The original and best AWS feature: massively scalable object storage. Having read-after-write consistency means that S3 may be used as a component of your ingestion process, not only as a final storage destination. Earlier, we discussed a similar structure’s design.

  • Features like an item size cap of 5TB and an extremely user-friendly interface are also pluses.
  • Negative: Relying on third-party services is essential for any sort of processing

The high price tag associated with Amazon Simple Storage Service (S3) is healthy knowledge. We’ll disregard it here because these services may archive the data in S3 regardless. The critical question is how to direct S3 PUTs to stack up against the alternatives.

  • Cost: $0.05 per 1000 PUTs
  • Currently, there is a 5 MB limit on the size of a single PUT (multi-part PUTs can allow you to push a total object of up to 50GB)
  • the AWS IoT Platform

Newer AWS service that facilitates the development of IoT programs. Data may be published, processed, and stored using its underlying MQTT broker and rules engine.

Pros: Works well for “constrained” (low-power, low-compute) edge devices with limited amounts of data. In this regard, both MQTT and the AWS IoT SDK were explicitly developed for this application.

  • Additional processing and storage services are required, which is a drawback. The new message length is 512 bytes.
  • It scales up by $5 million in messages every year.
  • A maximum of 128 kilobytes (KB) per message is permitted.
  • Generally Accepted Practices

We have calculated the expenses of each of these strategies under different data ingestion scenarios. Here are a few overarching interpretations to help you make sense of it all:
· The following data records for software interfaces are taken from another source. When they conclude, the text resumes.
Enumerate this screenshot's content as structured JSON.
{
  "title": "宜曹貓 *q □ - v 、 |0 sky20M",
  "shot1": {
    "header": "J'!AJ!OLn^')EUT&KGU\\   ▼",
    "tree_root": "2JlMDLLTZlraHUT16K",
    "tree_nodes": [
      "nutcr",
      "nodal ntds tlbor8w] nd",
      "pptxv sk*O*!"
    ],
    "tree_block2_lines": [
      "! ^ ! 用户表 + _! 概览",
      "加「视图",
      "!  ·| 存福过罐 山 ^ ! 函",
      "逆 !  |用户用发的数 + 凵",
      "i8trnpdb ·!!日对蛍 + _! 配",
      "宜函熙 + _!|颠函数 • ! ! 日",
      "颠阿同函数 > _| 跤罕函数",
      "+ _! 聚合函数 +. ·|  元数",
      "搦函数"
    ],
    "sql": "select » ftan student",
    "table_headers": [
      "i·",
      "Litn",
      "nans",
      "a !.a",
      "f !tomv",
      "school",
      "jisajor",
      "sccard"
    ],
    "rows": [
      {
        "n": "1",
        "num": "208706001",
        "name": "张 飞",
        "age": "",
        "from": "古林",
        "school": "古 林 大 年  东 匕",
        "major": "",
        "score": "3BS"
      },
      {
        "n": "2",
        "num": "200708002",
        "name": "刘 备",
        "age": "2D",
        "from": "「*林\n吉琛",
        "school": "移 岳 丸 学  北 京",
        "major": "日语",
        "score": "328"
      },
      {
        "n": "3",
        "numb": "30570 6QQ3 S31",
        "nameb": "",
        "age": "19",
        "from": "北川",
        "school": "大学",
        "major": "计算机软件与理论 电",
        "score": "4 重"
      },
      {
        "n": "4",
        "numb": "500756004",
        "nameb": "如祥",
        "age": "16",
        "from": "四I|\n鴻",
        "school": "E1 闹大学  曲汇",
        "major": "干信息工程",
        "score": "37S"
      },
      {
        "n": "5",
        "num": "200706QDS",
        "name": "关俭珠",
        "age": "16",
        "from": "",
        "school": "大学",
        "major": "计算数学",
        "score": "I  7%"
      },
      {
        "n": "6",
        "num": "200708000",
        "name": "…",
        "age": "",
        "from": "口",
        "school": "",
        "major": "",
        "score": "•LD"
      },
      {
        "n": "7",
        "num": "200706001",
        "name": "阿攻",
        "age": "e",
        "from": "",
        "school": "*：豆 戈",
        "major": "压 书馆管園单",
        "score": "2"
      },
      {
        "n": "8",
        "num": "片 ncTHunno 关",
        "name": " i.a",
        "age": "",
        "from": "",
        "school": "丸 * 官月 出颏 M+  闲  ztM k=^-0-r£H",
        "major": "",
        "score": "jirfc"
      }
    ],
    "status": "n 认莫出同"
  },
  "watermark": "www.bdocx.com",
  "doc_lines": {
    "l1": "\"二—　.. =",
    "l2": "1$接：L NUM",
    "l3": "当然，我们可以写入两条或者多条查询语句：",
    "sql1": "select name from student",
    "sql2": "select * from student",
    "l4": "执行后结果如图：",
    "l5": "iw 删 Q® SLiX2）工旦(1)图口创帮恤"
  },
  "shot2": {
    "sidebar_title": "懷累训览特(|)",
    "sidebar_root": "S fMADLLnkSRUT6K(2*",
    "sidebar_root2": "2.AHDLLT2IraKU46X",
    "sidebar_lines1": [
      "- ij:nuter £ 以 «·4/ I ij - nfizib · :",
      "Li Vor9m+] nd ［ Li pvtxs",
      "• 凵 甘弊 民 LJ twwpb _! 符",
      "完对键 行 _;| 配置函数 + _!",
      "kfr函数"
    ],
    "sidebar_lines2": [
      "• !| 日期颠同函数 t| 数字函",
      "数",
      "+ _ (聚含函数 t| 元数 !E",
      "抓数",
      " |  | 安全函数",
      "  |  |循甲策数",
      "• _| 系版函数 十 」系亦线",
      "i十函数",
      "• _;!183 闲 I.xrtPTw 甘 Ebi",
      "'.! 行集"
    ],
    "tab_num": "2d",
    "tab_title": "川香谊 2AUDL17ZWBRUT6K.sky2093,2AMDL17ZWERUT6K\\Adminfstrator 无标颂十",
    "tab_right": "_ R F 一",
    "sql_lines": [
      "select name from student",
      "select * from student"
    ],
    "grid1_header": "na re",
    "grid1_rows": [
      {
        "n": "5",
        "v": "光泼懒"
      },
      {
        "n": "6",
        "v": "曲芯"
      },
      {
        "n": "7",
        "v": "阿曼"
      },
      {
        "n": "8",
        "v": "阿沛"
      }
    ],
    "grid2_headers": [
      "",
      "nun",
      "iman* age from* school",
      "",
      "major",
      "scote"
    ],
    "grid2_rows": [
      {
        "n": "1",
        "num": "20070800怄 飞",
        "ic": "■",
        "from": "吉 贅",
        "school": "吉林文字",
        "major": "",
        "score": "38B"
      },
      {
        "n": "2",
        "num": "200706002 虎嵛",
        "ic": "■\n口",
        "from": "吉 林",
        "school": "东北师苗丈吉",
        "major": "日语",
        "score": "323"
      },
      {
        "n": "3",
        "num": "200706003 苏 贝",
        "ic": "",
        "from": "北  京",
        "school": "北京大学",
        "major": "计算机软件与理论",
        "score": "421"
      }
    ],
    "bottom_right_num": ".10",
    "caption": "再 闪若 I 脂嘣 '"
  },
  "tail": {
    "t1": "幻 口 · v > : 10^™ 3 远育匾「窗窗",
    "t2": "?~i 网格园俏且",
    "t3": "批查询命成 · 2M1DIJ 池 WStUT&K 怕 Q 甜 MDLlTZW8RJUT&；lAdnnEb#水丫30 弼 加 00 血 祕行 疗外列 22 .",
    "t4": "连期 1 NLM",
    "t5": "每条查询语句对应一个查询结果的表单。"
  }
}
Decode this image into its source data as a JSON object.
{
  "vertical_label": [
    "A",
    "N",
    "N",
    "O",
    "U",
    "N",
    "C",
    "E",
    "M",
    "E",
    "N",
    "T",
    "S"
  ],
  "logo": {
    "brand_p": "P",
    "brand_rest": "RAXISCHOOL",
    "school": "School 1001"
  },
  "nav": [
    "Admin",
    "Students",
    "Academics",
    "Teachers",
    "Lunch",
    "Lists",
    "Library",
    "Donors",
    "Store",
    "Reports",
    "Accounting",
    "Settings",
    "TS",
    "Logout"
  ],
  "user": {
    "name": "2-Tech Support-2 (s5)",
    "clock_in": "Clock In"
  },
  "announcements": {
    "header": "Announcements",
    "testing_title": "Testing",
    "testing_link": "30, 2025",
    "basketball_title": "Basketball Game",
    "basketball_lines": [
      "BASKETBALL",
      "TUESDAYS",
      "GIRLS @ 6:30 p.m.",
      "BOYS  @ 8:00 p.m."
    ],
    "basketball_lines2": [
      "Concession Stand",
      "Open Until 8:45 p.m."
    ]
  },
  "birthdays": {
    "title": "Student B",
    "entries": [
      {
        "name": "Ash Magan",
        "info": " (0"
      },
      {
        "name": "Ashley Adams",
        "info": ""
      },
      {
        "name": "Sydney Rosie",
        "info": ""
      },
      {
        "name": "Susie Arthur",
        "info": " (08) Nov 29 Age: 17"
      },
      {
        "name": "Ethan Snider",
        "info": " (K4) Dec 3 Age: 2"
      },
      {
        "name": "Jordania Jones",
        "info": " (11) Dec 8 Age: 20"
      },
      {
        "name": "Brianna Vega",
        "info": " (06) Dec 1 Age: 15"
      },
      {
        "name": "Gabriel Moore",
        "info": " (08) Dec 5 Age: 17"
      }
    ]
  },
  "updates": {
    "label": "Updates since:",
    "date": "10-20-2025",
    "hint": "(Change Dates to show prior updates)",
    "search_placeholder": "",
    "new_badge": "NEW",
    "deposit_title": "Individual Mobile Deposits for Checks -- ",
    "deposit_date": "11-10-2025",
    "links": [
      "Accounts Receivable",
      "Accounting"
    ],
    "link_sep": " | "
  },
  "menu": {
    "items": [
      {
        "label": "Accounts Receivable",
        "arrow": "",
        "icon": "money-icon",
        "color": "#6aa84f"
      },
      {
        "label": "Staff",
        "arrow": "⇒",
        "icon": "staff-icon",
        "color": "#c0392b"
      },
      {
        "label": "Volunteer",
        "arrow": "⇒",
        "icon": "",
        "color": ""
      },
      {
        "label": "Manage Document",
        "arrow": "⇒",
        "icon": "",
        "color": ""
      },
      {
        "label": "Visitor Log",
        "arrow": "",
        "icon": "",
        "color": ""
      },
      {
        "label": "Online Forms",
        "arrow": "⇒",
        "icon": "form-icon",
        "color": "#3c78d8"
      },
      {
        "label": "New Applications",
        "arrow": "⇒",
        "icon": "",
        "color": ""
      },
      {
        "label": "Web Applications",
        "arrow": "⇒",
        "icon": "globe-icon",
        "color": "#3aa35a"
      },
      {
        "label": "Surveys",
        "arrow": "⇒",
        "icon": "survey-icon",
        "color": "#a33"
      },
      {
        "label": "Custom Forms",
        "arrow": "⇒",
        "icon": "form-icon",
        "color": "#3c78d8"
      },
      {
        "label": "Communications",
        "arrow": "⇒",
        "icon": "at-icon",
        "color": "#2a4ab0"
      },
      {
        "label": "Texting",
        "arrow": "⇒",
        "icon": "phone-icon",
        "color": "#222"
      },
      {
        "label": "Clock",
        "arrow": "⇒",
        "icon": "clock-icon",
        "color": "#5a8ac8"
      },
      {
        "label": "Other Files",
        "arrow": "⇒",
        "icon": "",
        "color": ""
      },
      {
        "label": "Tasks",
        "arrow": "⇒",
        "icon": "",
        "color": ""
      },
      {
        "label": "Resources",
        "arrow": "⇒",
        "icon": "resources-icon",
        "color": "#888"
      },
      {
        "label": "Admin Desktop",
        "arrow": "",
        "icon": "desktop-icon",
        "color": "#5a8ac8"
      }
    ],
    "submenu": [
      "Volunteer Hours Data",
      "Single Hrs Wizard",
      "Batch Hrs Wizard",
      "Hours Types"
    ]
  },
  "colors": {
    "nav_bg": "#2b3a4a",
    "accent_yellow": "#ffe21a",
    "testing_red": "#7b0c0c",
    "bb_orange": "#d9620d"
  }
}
AWS IoT is likely required if your data producers have limited computing resources. An option to reduce the expense of data input is to use AWS Greengrass for edge buffering and processing.

Streams, Firehose, and S3 all cost less than a hundred dollars a month for under ten thousand PUTs per hour at fifty kilobytes each PUT. Therefore, cost need not be a primary design issue. Decide which service works best with your current setup.

That “don’t consider cost” threshold is closer to 100,000 PUTs per hour at 512 bytes or 1,000 PUTs per hour at 50 KB when using AWS IoT Service.

Kinesis Streams triumph over the competition when the number of PUT requests is significant, but the payload size is small (a few hundred bytes). The price for 10 million PUTs per hour with a 5 KB payload is only $255 per month, and with a 50 KB payload, it’s only $1,700 per month!

While Firehose is competitive up to around 10 terabytes per month, it begins to separate itself from Streams at that capacity. If the processing paradigm and ease of use of Firehose are what you want, and you’re not dealing with tens of terabytes of data each month, then go with that.

With a lot of data being put in at once and relatively little in size (10s of KB), S3 is not a good option. However, when you get closer to Kinesis’s 1 MB restriction, S3’s prices appear more competitive. Streams are $3400/mo for 1M PUTs/hr at 1MB, and S3 is $3600/mo. Consequently, when you go closer to more important things, you may want to consider S3 if its ease of use meets your requirements. Above 1MB, however, you will be limited to using S3.

Let’s hope this helps. Email us on Twitter at @trek10inc if you have any inquiries or suggestions on the AWS data ingestion possibilities.

While at it, look at how AWS Lambda’s pricing stacks up against EC2.